Representatives from health advocacy groups told the Senate Budget Committee today that funding projects now will result in long-term savings and a return on the dollar for the state in the future.

Mental health advocates rallied behind the same idea during the first Senate Budget Committee hearing last week in Montclair.  (Smith, State Street Wire)



Negative reception for UEZ proposals

The Sales and Use Tax Review Commission gave a thumbs down today to a group of new and old proposals to expand Urban Enterprise Zone designations.  (Mooney, State Street Wire)



From the Back Room 



Goldstein backs away from administration

As Gov. Chris Christie scrambled to corral the votes necessary to pass his two Supreme Court nominees through the Senate Judiciary Committee tomorrow, at least one supposed ally took issue with the governor’s rhetoric.

Garden State Equality President Steven Goldstein today said a release from the governor’s office that said the gay rights activist is “proud to stand” with the governor was misleading.  (Isherwood, PolitickerNJ)



Christie at Stanford Friday

Gov. Christie is Stanford-bound.

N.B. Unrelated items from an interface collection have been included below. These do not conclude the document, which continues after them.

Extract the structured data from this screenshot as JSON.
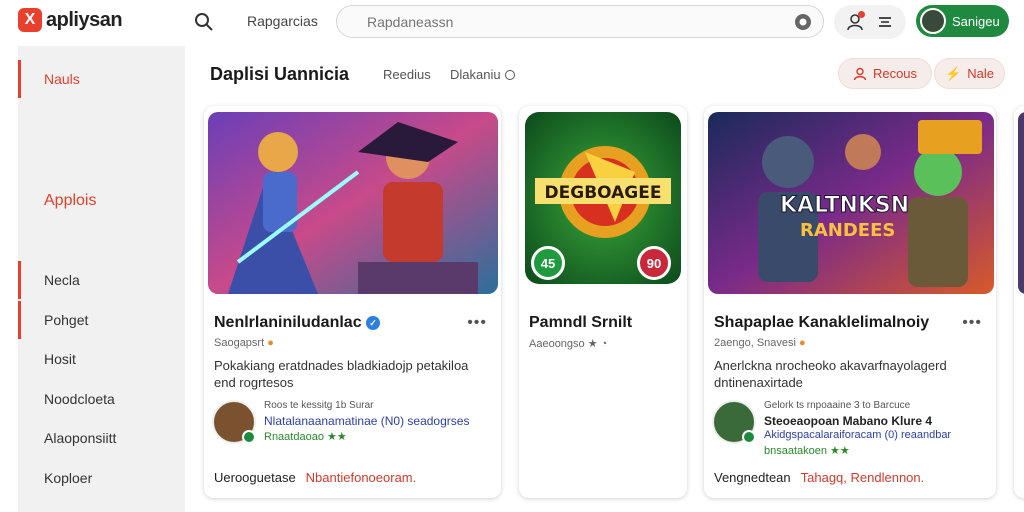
{
  "header": {
    "logo_mark": "X",
    "logo_text": "apliysan",
    "nav_link": "Rapgarcias",
    "search_placeholder": "Rapdaneassn",
    "user_label": "Sanigeu"
  },
  "sidebar": {
    "items": [
      {
        "label": "Nauls"
      },
      {
        "label": "Applois"
      },
      {
        "label": "Necla"
      },
      {
        "label": "Pohget"
      },
      {
        "label": "Hosit"
      },
      {
        "label": "Noodcloeta"
      },
      {
        "label": "Alaoponsiitt"
      },
      {
        "label": "Koploer"
      }
    ]
  },
  "main": {
    "title": "Daplisi  Uannicia",
    "link1": "Reedius",
    "link2": "Dlakaniu",
    "btn_recent": "Recous",
    "btn_more": "Nale"
  },
  "cards": [
    {
      "title": "Nenlrlaniniludanlac",
      "meta": "Saogapsrt",
      "desc": "Pokakiang eratdnades bladkiadojp petakiloa end rogrtesos",
      "review_l1": "Roos te kessitg 1b  Surar",
      "review_l2": "Nlatalanaanamatinae (N0)  seadogrses",
      "review_l3": "Rnaatdaoao ★★",
      "foot": "Uerooguetase",
      "foot_red": "Nbantiefonoeoram."
    },
    {
      "title": "Pamndl Srnilt",
      "meta": "Aaeoongso ★ ◔",
      "art_text": "DEGBOAGEE",
      "badge_left": "45",
      "badge_right": "90"
    },
    {
      "title": "Shapaplae Kanaklelimalnoiy",
      "meta": "2aengo, Snavesi",
      "desc": "Anerlckna nrocheoko akavarfnayolagerd dntinenaxirtade",
      "art_text_1": "KALTNKSN",
      "art_text_2": "RANDEES",
      "review_l1": "Gelork ts rnpoaaine 3 to Barcuce",
      "review_l2": "Steoeaopoan  Mabano Klure 4",
      "review_l3": "Akidgspacalaraiforacam (0)  reaandbar",
      "review_l4": "bnsaatakoen ★★",
      "foot": "Vengnedtean",
      "foot_red": "Tahagq, Rendlennon."
    }
  ],
  "colors": {
    "accent": "#e8402c",
    "user_green": "#1f8a3f"
  }
}
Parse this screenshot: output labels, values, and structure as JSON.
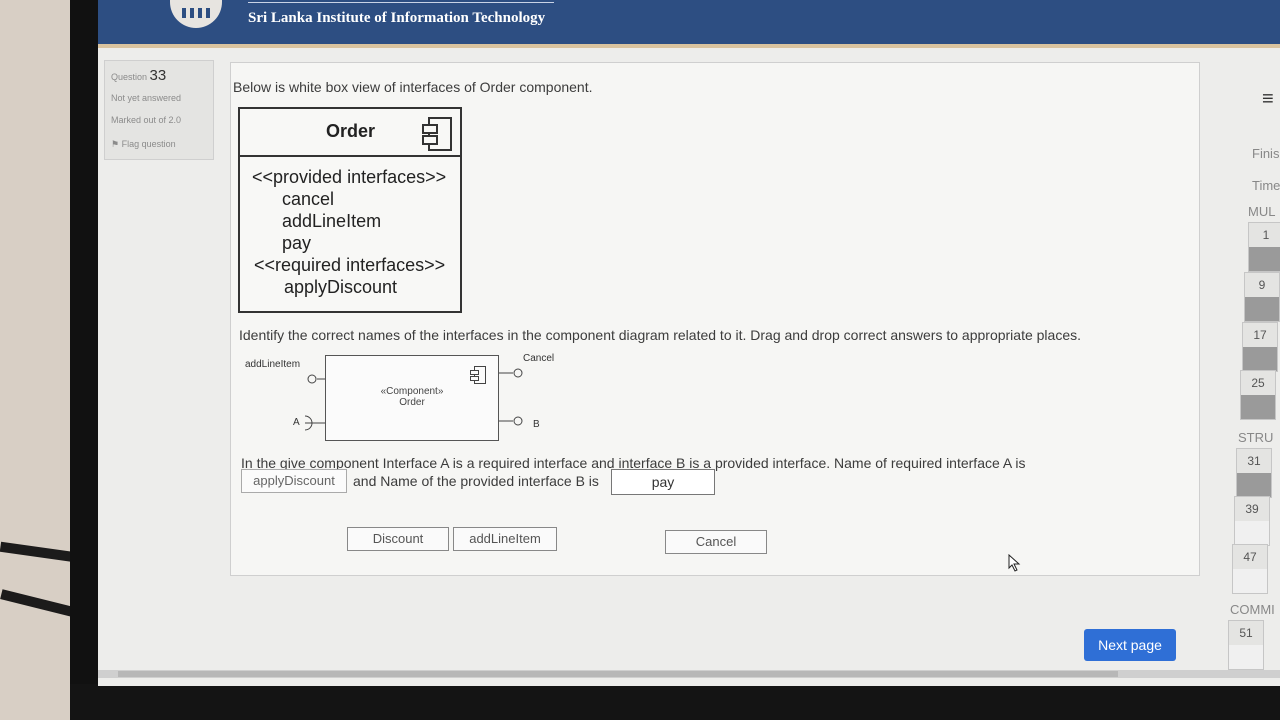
{
  "header": {
    "institute": "Sri Lanka Institute of Information Technology"
  },
  "question_info": {
    "label": "Question",
    "number": "33",
    "status": "Not yet answered",
    "marks": "Marked out of 2.0",
    "flag": "Flag question"
  },
  "question": {
    "intro": "Below is white box view of interfaces of Order component.",
    "order_box": {
      "title": "Order",
      "lines": [
        "<<provided interfaces>>",
        "cancel",
        "addLineItem",
        "pay",
        "<<required interfaces>>",
        "applyDiscount"
      ]
    },
    "instruction": "Identify the correct names of the interfaces in the component diagram related to it. Drag and drop correct answers to appropriate places.",
    "diagram": {
      "label_top_left": "addLineItem",
      "label_top_right": "Cancel",
      "stereotype": "«Component»",
      "name": "Order",
      "label_a": "A",
      "label_b": "B"
    },
    "sentence_1": "In the give component Interface A is a required interface and interface B is a provided interface. Name of required interface A is",
    "answer_a": "applyDiscount",
    "sentence_2": "and Name of the provided interface B is",
    "answer_b": "pay",
    "choices": [
      "Discount",
      "addLineItem",
      "Cancel"
    ]
  },
  "buttons": {
    "next": "Next page"
  },
  "nav": {
    "finish": "Finis",
    "time": "Time",
    "section1": "MUL",
    "section2": "STRU",
    "section3": "COMMI",
    "numbers": [
      "1",
      "9",
      "17",
      "25",
      "31",
      "39",
      "47",
      "51"
    ]
  }
}
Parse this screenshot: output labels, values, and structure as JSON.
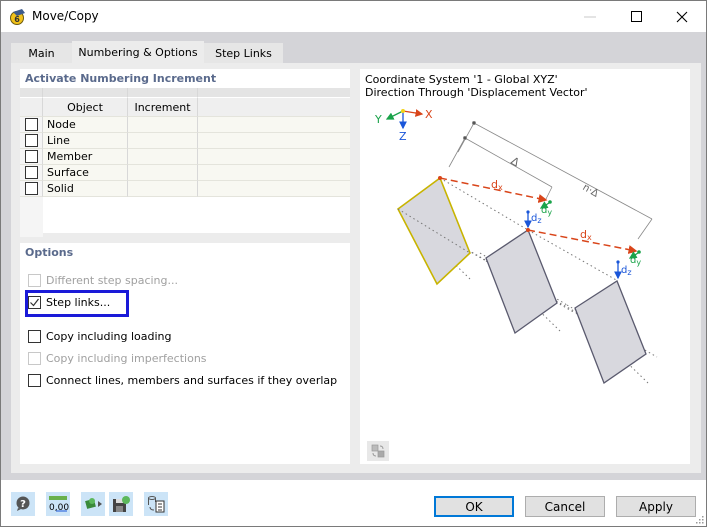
{
  "window": {
    "title": "Move/Copy",
    "controls": {
      "minimize": "minimize",
      "maximize": "maximize",
      "close": "close"
    }
  },
  "tabs": [
    {
      "label": "Main",
      "active": false
    },
    {
      "label": "Numbering & Options",
      "active": true
    },
    {
      "label": "Step Links",
      "active": false
    }
  ],
  "increment_group": {
    "title": "Activate Numbering Increment",
    "columns": [
      "Object",
      "Increment"
    ],
    "rows": [
      {
        "object": "Node",
        "increment": "",
        "checked": false
      },
      {
        "object": "Line",
        "increment": "",
        "checked": false
      },
      {
        "object": "Member",
        "increment": "",
        "checked": false
      },
      {
        "object": "Surface",
        "increment": "",
        "checked": false
      },
      {
        "object": "Solid",
        "increment": "",
        "checked": false
      }
    ]
  },
  "options_group": {
    "title": "Options",
    "items": [
      {
        "label": "Different step spacing...",
        "checked": false,
        "enabled": false
      },
      {
        "label": "Step links...",
        "checked": true,
        "enabled": true,
        "highlighted": true
      },
      {
        "label": "Copy including loading",
        "checked": false,
        "enabled": true
      },
      {
        "label": "Copy including imperfections",
        "checked": false,
        "enabled": false
      },
      {
        "label": "Connect lines, members and surfaces if they overlap",
        "checked": false,
        "enabled": true
      }
    ]
  },
  "preview": {
    "line1": "Coordinate System '1 - Global XYZ'",
    "line2": "Direction Through 'Displacement Vector'",
    "axes": {
      "x": "X",
      "y": "Y",
      "z": "Z"
    },
    "labels": {
      "delta": "Δ",
      "n_delta": "n·Δ",
      "dx": "d",
      "dx_sub": "x",
      "dy": "d",
      "dy_sub": "y",
      "dz": "d",
      "dz_sub": "z"
    },
    "colors": {
      "x": "#d9451a",
      "y": "#1aa34a",
      "z": "#1a56d9",
      "origin": "#f2d21a",
      "selected_outline": "#c8b400",
      "shape_fill": "#d8d8de",
      "shape_stroke": "#5a5a6e"
    }
  },
  "footer": {
    "icons": [
      "help-icon",
      "units-icon",
      "import-icon",
      "save-settings-icon",
      "defaults-icon"
    ],
    "units_text": "0,00",
    "ok_label": "OK",
    "cancel_label": "Cancel",
    "apply_label": "Apply"
  }
}
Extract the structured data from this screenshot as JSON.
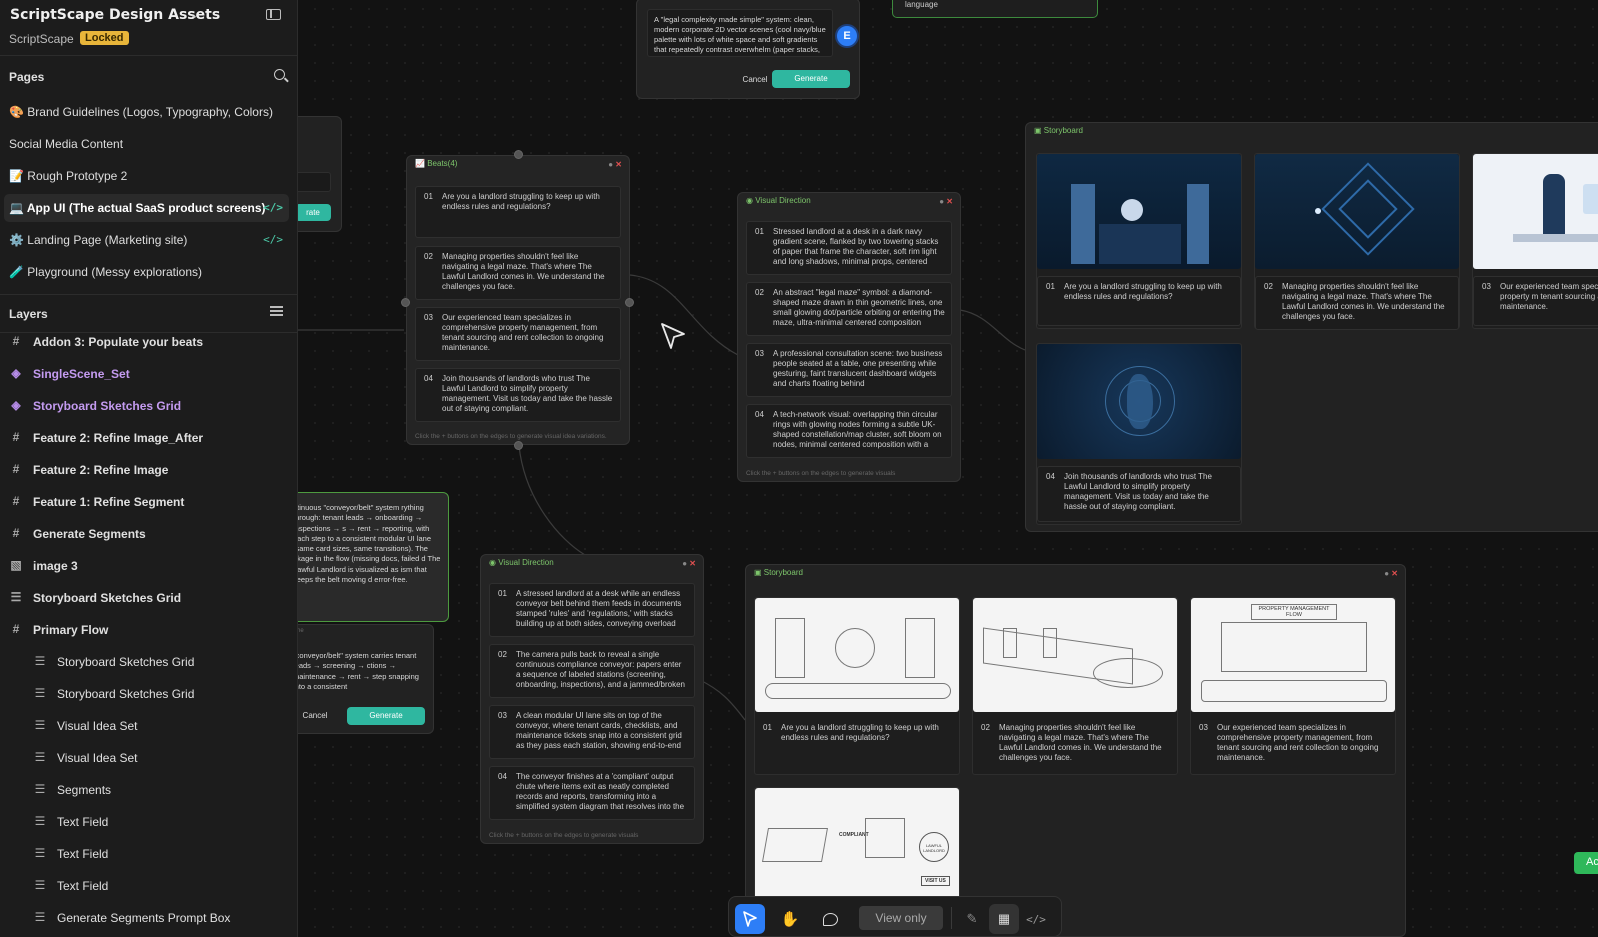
{
  "sidebar": {
    "project_title": "ScriptScape Design Assets",
    "workspace": "ScriptScape",
    "lock_badge": "Locked",
    "pages_heading": "Pages",
    "pages": [
      {
        "label": "🎨 Brand Guidelines (Logos, Typography, Colors)",
        "code": false,
        "active": false
      },
      {
        "label": "Social Media Content",
        "code": false,
        "active": false
      },
      {
        "label": "📝 Rough Prototype 2",
        "code": false,
        "active": false
      },
      {
        "label": "💻 App UI (The actual SaaS product screens)",
        "code": true,
        "active": true
      },
      {
        "label": "⚙️ Landing Page (Marketing site)",
        "code": true,
        "active": false
      },
      {
        "label": "🧪 Playground (Messy explorations)",
        "code": false,
        "active": false
      }
    ],
    "code_glyph": "</>",
    "layers_heading": "Layers",
    "layers": [
      {
        "label": "Addon 3: Populate your beats",
        "icon": "#",
        "style": "bold",
        "indent": 0
      },
      {
        "label": "SingleScene_Set",
        "icon": "◈",
        "style": "purple",
        "indent": 0
      },
      {
        "label": "Storyboard Sketches Grid",
        "icon": "◈",
        "style": "purple",
        "indent": 0
      },
      {
        "label": "Feature 2: Refine Image_After",
        "icon": "#",
        "style": "bold",
        "indent": 0
      },
      {
        "label": "Feature 2: Refine Image",
        "icon": "#",
        "style": "bold",
        "indent": 0
      },
      {
        "label": "Feature 1: Refine Segment",
        "icon": "#",
        "style": "bold",
        "indent": 0
      },
      {
        "label": "Generate Segments",
        "icon": "#",
        "style": "bold",
        "indent": 0
      },
      {
        "label": "image 3",
        "icon": "▧",
        "style": "bold",
        "indent": 0
      },
      {
        "label": "Storyboard Sketches Grid",
        "icon": "☰",
        "style": "bold",
        "indent": 0
      },
      {
        "label": "Primary Flow",
        "icon": "#",
        "style": "bold",
        "indent": 0
      },
      {
        "label": "Storyboard Sketches Grid",
        "icon": "☰",
        "style": "normal",
        "indent": 1
      },
      {
        "label": "Storyboard Sketches Grid",
        "icon": "☰",
        "style": "normal",
        "indent": 1
      },
      {
        "label": "Visual Idea Set",
        "icon": "☰",
        "style": "normal",
        "indent": 1
      },
      {
        "label": "Visual Idea Set",
        "icon": "☰",
        "style": "normal",
        "indent": 1
      },
      {
        "label": "Segments",
        "icon": "☰",
        "style": "normal",
        "indent": 1
      },
      {
        "label": "Text Field",
        "icon": "☰",
        "style": "normal",
        "indent": 1
      },
      {
        "label": "Text Field",
        "icon": "☰",
        "style": "normal",
        "indent": 1
      },
      {
        "label": "Text Field",
        "icon": "☰",
        "style": "normal",
        "indent": 1
      },
      {
        "label": "Generate Segments Prompt Box",
        "icon": "☰",
        "style": "normal",
        "indent": 1
      }
    ]
  },
  "prompt_top": {
    "text": "A \"legal complexity made simple\" system: clean, modern corporate 2D vector scenes (cool navy/blue palette with lots of white space and soft gradients that repeatedly contrast overwhelm (paper stacks,",
    "avatar": "E",
    "cancel": "Cancel",
    "generate": "Generate",
    "green_box_text": "language"
  },
  "prompt_left": {
    "text": "ntinuous \"conveyor/belt\" system rything through: tenant leads → onboarding → inspections → s → rent → reporting, with each step to a consistent modular UI lane (same card sizes, same transitions). The akage in the flow (missing docs, failed d The Lawful Landlord is visualized as ism that keeps the belt moving d error-free.",
    "sub_label": "ne",
    "text2": "\"conveyor/belt\" system carries tenant leads → screening → ctions → maintenance → rent → step snapping into a consistent",
    "cancel": "Cancel",
    "generate": "Generate",
    "partial_btn": "rate"
  },
  "beats_node": {
    "title": "Beats(4)",
    "items": [
      {
        "num": "01",
        "text": "Are you a landlord struggling to keep up with endless rules and regulations?"
      },
      {
        "num": "02",
        "text": "Managing properties shouldn't feel like navigating a legal maze. That's where The Lawful Landlord comes in. We understand the challenges you face."
      },
      {
        "num": "03",
        "text": "Our experienced team specializes in comprehensive property management, from tenant sourcing and rent collection to ongoing maintenance."
      },
      {
        "num": "04",
        "text": "Join thousands of landlords who trust The Lawful Landlord to simplify property management. Visit us today and take the hassle out of staying compliant."
      }
    ],
    "footer": "Click the + buttons on the edges to generate visual idea variations."
  },
  "visual_direction_1": {
    "title": "Visual Direction",
    "items": [
      {
        "num": "01",
        "text": "Stressed landlord at a desk in a dark navy gradient scene, flanked by two towering stacks of paper that frame the character, soft rim light and long shadows, minimal props, centered"
      },
      {
        "num": "02",
        "text": "An abstract \"legal maze\" symbol: a diamond-shaped maze drawn in thin geometric lines, one small glowing dot/particle orbiting or entering the maze, ultra-minimal centered composition"
      },
      {
        "num": "03",
        "text": "A professional consultation scene: two business people seated at a table, one presenting while gesturing, faint translucent dashboard widgets and charts floating behind"
      },
      {
        "num": "04",
        "text": "A tech-network visual: overlapping thin circular rings with glowing nodes forming a subtle UK-shaped constellation/map cluster, soft bloom on nodes, minimal centered composition with a"
      }
    ],
    "footer": "Click the + buttons on the edges to generate visuals"
  },
  "visual_direction_2": {
    "title": "Visual Direction",
    "items": [
      {
        "num": "01",
        "text": "A stressed landlord at a desk while an endless conveyor belt behind them feeds in documents stamped 'rules' and 'regulations,' with stacks building up at both sides, conveying overload"
      },
      {
        "num": "02",
        "text": "The camera pulls back to reveal a single continuous compliance conveyor: papers enter a sequence of labeled stations (screening, onboarding, inspections), and a jammed/broken"
      },
      {
        "num": "03",
        "text": "A clean modular UI lane sits on top of the conveyor, where tenant cards, checklists, and maintenance tickets snap into a consistent grid as they pass each station, showing end-to-end"
      },
      {
        "num": "04",
        "text": "The conveyor finishes at a 'compliant' output chute where items exit as neatly completed records and reports, transforming into a simplified system diagram that resolves into the"
      }
    ],
    "footer": "Click the + buttons on the edges to generate visuals"
  },
  "storyboard_1": {
    "title": "Storyboard",
    "captions": [
      {
        "num": "01",
        "text": "Are you a landlord struggling to keep up with endless rules and regulations?"
      },
      {
        "num": "02",
        "text": "Managing properties shouldn't feel like navigating a legal maze. That's where The Lawful Landlord comes in. We understand the challenges you face."
      },
      {
        "num": "03",
        "text": "Our experienced team speci comprehensive property m tenant sourcing and rent col maintenance."
      },
      {
        "num": "04",
        "text": "Join thousands of landlords who trust The Lawful Landlord to simplify property management. Visit us today and take the hassle out of staying compliant."
      }
    ]
  },
  "storyboard_2": {
    "title": "Storyboard",
    "captions": [
      {
        "num": "01",
        "text": "Are you a landlord struggling to keep up with endless rules and regulations?"
      },
      {
        "num": "02",
        "text": "Managing properties shouldn't feel like navigating a legal maze. That's where The Lawful Landlord comes in. We understand the challenges you face."
      },
      {
        "num": "03",
        "text": "Our experienced team specializes in comprehensive property management, from tenant sourcing and rent collection to ongoing maintenance."
      }
    ],
    "sketch_labels": {
      "flow_title": "PROPERTY MANAGEMENT FLOW",
      "compliant": "COMPLIANT",
      "visit": "VISIT US",
      "logo": "LAWFUL LANDLORD"
    }
  },
  "toolbar": {
    "view_only": "View only"
  },
  "edge_button": "Ac",
  "colors": {
    "accent": "#2fb7a0",
    "active_tool": "#2d7ef7",
    "badge": "#e8b53a",
    "node_title": "#7dc56b"
  }
}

The governor’s office reported today that Christie will deliver remarks and answer audience questions Friday at the Hoover Institution at Stanford University.

Christie’s appearance there will be streamed live on the Institution’s Facebook page.  (Staff, PolitickerNJ)






Aftermath of Illinois: Romney is the clear favorite, but race is not yet over

The headline of my column last week was, “If Santorum Wins in Illinois, He Becomes the New Favorite to Win the Nomination.”   Plain and simple, Rick Santorum didn’t win.  Mitt Romney won a decisive double-digit victory in Illinois, and he remains the clear favorite to win the GOP Presidential nomination at the Republican National Convention in Tampa in August.  (Steinberg for PolitickerNJ)



Morning News Digest: March 22, 2012